If you’re familiar with Diabetes and the equipment we use, you could potentially test their blood. Most glucometers are reasonably fool-proof these days. Just stick the test strip into the slot and the meter will tell you what to do anyway. In this way, you can ascertain if they’re running too high or too low, and this can be of great help to first responders and you’ll know if providing glucose would be a good idea or not. But if you blindly give glucose, you could cause issues like DKA (Diabetic Ketoacidosis), organ failure, nerve damage and even heart attacks and strokes. Not a chance I’d want anyone taking with MY life if they were there.
If you were on the ball enough to call 911, first responders will be there in due course to deal with matters. The best option is to keep the person safe and clear of any danger and make sure to pass on whatever symptoms you may have documented to first responders so they can best do their job. And if you work/live with someone who has Diabetes, ask some questions. Most of us will gladly answer them as we not only prefer to clear up any confusion, most of us understand that it could be of great help to us in an emergency.
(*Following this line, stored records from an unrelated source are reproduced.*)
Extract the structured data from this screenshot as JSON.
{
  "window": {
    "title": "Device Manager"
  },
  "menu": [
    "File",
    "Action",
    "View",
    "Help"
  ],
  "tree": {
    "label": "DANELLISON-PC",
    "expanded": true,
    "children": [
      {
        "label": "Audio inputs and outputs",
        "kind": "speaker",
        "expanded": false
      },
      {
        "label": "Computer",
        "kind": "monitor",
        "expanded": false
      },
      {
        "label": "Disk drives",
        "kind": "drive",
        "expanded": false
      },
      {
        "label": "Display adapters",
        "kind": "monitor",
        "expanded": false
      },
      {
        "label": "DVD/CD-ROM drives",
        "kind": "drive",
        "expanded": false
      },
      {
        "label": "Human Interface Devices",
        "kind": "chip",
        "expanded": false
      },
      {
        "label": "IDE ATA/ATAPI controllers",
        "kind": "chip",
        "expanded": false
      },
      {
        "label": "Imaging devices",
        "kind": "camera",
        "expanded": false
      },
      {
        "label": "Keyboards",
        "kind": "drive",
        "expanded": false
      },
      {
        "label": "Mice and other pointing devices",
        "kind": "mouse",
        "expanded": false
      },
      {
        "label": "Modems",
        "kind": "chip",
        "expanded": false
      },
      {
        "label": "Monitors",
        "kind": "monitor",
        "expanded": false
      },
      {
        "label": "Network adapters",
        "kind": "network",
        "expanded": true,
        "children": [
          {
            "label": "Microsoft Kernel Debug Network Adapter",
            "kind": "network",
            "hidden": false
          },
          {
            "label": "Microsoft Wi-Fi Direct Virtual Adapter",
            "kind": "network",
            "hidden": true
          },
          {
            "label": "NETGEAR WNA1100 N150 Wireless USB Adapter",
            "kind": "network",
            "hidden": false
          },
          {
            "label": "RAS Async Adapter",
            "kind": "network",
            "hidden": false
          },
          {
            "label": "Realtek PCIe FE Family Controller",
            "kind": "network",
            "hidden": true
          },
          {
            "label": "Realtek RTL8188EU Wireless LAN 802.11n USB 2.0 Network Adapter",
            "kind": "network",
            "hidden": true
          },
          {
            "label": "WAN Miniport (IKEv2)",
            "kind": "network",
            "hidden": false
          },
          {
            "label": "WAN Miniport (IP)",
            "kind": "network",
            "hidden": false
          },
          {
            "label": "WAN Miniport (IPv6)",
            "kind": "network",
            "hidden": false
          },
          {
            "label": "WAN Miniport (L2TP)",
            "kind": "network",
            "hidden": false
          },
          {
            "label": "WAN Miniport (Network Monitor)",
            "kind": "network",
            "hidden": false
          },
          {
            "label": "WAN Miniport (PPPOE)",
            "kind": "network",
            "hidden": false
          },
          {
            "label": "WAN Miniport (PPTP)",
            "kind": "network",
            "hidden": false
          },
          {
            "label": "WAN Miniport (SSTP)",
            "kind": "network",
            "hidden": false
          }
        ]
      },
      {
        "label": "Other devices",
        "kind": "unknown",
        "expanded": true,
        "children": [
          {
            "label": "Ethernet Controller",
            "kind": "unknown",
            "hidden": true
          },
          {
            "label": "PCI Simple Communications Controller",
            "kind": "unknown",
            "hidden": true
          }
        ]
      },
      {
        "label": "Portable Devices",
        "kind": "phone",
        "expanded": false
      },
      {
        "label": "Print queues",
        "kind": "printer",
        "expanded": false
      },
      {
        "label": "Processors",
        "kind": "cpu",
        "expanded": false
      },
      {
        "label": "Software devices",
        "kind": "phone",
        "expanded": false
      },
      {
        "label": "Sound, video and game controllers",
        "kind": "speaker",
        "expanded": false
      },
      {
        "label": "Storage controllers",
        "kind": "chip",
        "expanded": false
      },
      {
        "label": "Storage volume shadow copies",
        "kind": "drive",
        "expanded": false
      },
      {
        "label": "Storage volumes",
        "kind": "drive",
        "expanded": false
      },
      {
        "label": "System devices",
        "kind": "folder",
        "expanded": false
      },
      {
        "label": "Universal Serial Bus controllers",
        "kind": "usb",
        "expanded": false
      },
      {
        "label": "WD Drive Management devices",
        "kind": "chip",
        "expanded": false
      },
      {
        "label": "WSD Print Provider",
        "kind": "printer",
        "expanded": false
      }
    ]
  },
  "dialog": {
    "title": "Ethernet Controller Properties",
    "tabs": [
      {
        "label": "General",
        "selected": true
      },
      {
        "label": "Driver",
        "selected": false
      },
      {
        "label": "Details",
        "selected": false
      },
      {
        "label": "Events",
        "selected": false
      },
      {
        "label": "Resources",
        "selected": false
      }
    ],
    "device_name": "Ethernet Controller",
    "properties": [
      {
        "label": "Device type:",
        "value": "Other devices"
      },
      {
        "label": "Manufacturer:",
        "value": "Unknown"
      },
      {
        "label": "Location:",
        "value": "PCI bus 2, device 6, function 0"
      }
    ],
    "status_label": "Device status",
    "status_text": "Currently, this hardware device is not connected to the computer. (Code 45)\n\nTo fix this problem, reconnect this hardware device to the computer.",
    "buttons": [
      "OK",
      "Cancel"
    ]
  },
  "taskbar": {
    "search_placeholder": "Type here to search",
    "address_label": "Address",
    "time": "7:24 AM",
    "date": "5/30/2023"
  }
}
And if you HAVE Diabetes, consider letting your employer know. You may not HAVE to, but doing so could potentially save your life. And let’s be honest; there’s no shame in having Diabetes. Contrary to how it’s sometimes portrayed in the media, having Type-1 Diabetes is not your fault and it’s nothing to be embarrassed about. A little food for thought on your Wednesday morning. ☯